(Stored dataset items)

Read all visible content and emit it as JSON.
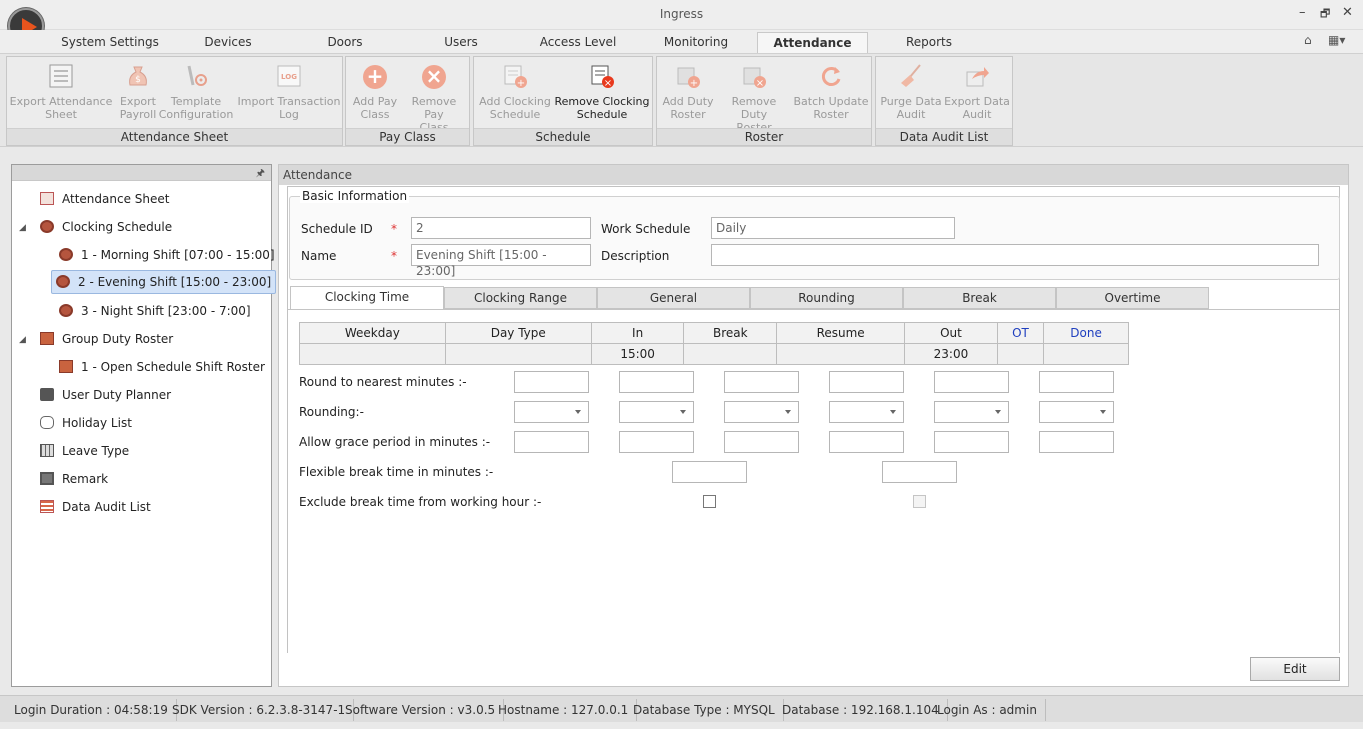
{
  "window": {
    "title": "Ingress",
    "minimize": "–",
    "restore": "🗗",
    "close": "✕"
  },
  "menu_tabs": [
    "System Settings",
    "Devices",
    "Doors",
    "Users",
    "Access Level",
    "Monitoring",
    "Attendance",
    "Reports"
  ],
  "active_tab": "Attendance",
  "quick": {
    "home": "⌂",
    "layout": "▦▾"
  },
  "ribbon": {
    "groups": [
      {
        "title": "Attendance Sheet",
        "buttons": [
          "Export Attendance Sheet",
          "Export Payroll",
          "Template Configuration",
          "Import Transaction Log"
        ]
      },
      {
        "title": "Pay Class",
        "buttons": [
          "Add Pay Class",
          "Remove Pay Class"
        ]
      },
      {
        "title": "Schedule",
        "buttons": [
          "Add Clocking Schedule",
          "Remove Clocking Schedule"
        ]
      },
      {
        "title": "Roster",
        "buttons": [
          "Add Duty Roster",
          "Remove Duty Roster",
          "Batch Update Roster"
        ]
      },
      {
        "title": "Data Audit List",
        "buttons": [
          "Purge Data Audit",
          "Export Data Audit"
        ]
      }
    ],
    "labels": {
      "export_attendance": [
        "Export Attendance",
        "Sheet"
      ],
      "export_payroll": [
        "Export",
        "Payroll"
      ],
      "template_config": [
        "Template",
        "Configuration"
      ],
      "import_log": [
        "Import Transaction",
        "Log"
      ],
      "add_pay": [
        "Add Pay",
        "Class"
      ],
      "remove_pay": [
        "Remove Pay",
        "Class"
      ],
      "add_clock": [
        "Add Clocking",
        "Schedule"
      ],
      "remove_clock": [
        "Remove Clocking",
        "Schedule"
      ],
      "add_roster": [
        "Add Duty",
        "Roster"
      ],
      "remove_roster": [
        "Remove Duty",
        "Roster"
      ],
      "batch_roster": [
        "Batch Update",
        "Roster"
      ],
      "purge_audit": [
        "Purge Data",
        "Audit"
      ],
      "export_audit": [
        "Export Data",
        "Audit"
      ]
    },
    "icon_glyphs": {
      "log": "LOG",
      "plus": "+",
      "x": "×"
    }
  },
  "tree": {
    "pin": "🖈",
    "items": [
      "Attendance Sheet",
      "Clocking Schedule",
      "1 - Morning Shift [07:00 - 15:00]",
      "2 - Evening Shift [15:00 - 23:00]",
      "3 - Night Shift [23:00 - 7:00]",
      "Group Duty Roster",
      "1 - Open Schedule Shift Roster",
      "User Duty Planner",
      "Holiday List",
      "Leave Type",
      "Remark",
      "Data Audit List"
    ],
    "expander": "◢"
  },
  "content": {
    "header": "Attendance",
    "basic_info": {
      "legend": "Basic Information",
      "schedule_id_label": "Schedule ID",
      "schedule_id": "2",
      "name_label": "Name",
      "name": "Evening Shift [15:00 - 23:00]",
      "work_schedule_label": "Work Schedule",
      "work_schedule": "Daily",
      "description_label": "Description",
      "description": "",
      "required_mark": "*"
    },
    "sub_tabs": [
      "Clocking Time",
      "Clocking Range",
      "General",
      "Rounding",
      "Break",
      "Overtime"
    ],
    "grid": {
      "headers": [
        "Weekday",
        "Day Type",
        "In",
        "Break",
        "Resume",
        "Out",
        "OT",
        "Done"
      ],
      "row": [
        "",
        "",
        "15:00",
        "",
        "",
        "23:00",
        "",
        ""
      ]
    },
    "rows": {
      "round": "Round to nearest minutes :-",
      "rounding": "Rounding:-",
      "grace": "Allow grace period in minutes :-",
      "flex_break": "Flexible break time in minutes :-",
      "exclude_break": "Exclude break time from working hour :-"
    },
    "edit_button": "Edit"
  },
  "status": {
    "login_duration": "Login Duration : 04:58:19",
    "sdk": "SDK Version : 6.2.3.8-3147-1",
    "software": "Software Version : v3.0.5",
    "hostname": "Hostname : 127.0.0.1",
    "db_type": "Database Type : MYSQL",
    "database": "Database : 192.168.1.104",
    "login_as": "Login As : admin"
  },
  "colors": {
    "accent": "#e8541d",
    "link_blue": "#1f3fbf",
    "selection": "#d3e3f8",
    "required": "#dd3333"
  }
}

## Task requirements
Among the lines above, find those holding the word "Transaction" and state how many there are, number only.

## Written reply
2